#### [Exercise directions]
Copy out the data below, all of it, exactly.

Data records for software interfaces:
»»
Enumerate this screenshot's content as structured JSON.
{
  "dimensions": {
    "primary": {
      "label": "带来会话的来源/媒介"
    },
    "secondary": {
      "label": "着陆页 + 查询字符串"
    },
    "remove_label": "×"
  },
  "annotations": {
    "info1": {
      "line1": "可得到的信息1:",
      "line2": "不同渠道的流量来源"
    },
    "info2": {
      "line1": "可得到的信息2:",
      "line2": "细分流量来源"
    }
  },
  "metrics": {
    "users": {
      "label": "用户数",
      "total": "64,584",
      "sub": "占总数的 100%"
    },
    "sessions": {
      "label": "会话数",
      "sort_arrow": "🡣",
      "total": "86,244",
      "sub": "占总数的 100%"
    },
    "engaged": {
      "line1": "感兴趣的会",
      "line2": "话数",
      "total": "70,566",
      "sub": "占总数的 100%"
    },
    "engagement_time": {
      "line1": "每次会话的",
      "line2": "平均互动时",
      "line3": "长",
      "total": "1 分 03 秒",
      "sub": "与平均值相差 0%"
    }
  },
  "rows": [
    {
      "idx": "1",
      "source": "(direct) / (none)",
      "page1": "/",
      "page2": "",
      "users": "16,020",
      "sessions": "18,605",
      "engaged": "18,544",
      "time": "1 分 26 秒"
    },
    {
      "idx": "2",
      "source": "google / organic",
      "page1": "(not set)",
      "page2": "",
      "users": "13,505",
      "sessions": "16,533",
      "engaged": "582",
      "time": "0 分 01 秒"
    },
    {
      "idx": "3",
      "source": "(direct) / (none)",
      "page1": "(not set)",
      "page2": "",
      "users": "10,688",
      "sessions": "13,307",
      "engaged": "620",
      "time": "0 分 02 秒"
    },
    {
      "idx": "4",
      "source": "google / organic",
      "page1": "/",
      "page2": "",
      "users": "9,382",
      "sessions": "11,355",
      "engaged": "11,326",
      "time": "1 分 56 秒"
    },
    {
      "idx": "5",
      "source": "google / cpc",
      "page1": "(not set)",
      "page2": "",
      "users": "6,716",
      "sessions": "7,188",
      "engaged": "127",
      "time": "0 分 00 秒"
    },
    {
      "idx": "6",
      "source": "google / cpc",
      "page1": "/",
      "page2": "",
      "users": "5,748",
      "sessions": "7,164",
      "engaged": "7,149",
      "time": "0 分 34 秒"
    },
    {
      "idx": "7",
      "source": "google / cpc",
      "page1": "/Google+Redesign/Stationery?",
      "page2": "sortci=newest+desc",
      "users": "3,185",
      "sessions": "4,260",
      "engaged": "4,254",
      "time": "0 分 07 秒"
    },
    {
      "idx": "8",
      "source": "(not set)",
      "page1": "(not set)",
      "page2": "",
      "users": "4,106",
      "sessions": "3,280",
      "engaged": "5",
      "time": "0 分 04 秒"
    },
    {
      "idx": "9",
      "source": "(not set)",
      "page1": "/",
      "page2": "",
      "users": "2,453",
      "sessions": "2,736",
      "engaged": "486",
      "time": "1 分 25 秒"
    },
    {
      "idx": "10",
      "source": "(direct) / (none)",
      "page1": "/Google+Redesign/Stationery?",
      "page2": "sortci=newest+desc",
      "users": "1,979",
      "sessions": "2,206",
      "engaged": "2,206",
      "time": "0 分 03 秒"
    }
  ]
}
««
#### [Output below]
Enumerate this screenshot's content as structured JSON.
{
  "dimensions": {
    "primary": {
      "label": "带来会话的来源/媒介"
    },
    "secondary": {
      "label": "着陆页 + 查询字符串"
    },
    "remove_label": "×"
  },
  "annotations": {
    "info1": {
      "line1": "可得到的信息1:",
      "line2": "不同渠道的流量来源"
    },
    "info2": {
      "line1": "可得到的信息2:",
      "line2": "细分流量来源"
    }
  },
  "metrics": {
    "users": {
      "label": "用户数",
      "total": "64,584",
      "sub": "占总数的 100%"
    },
    "sessions": {
      "label": "会话数",
      "sort_arrow": "🡣",
      "total": "86,244",
      "sub": "占总数的 100%"
    },
    "engaged": {
      "line1": "感兴趣的会",
      "line2": "话数",
      "total": "70,566",
      "sub": "占总数的 100%"
    },
    "engagement_time": {
      "line1": "每次会话的",
      "line2": "平均互动时",
      "line3": "长",
      "total": "1 分 03 秒",
      "sub": "与平均值相差 0%"
    }
  },
  "rows": [
    {
      "idx": "1",
      "source": "(direct) / (none)",
      "page1": "/",
      "page2": "",
      "users": "16,020",
      "sessions": "18,605",
      "engaged": "18,544",
      "time": "1 分 26 秒"
    },
    {
      "idx": "2",
      "source": "google / organic",
      "page1": "(not set)",
      "page2": "",
      "users": "13,505",
      "sessions": "16,533",
      "engaged": "582",
      "time": "0 分 01 秒"
    },
    {
      "idx": "3",
      "source": "(direct) / (none)",
      "page1": "(not set)",
      "page2": "",
      "users": "10,688",
      "sessions": "13,307",
      "engaged": "620",
      "time": "0 分 02 秒"
    },
    {
      "idx": "4",
      "source": "google / organic",
      "page1": "/",
      "page2": "",
      "users": "9,382",
      "sessions": "11,355",
      "engaged": "11,326",
      "time": "1 分 56 秒"
    },
    {
      "idx": "5",
      "source": "google / cpc",
      "page1": "(not set)",
      "page2": "",
      "users": "6,716",
      "sessions": "7,188",
      "engaged": "127",
      "time": "0 分 00 秒"
    },
    {
      "idx": "6",
      "source": "google / cpc",
      "page1": "/",
      "page2": "",
      "users": "5,748",
      "sessions": "7,164",
      "engaged": "7,149",
      "time": "0 分 34 秒"
    },
    {
      "idx": "7",
      "source": "google / cpc",
      "page1": "/Google+Redesign/Stationery?",
      "page2": "sortci=newest+desc",
      "users": "3,185",
      "sessions": "4,260",
      "engaged": "4,254",
      "time": "0 分 07 秒"
    },
    {
      "idx": "8",
      "source": "(not set)",
      "page1": "(not set)",
      "page2": "",
      "users": "4,106",
      "sessions": "3,280",
      "engaged": "5",
      "time": "0 分 04 秒"
    },
    {
      "idx": "9",
      "source": "(not set)",
      "page1": "/",
      "page2": "",
      "users": "2,453",
      "sessions": "2,736",
      "engaged": "486",
      "time": "1 分 25 秒"
    },
    {
      "idx": "10",
      "source": "(direct) / (none)",
      "page1": "/Google+Redesign/Stationery?",
      "page2": "sortci=newest+desc",
      "users": "1,979",
      "sessions": "2,206",
      "engaged": "2,206",
      "time": "0 分 03 秒"
    }
  ]
}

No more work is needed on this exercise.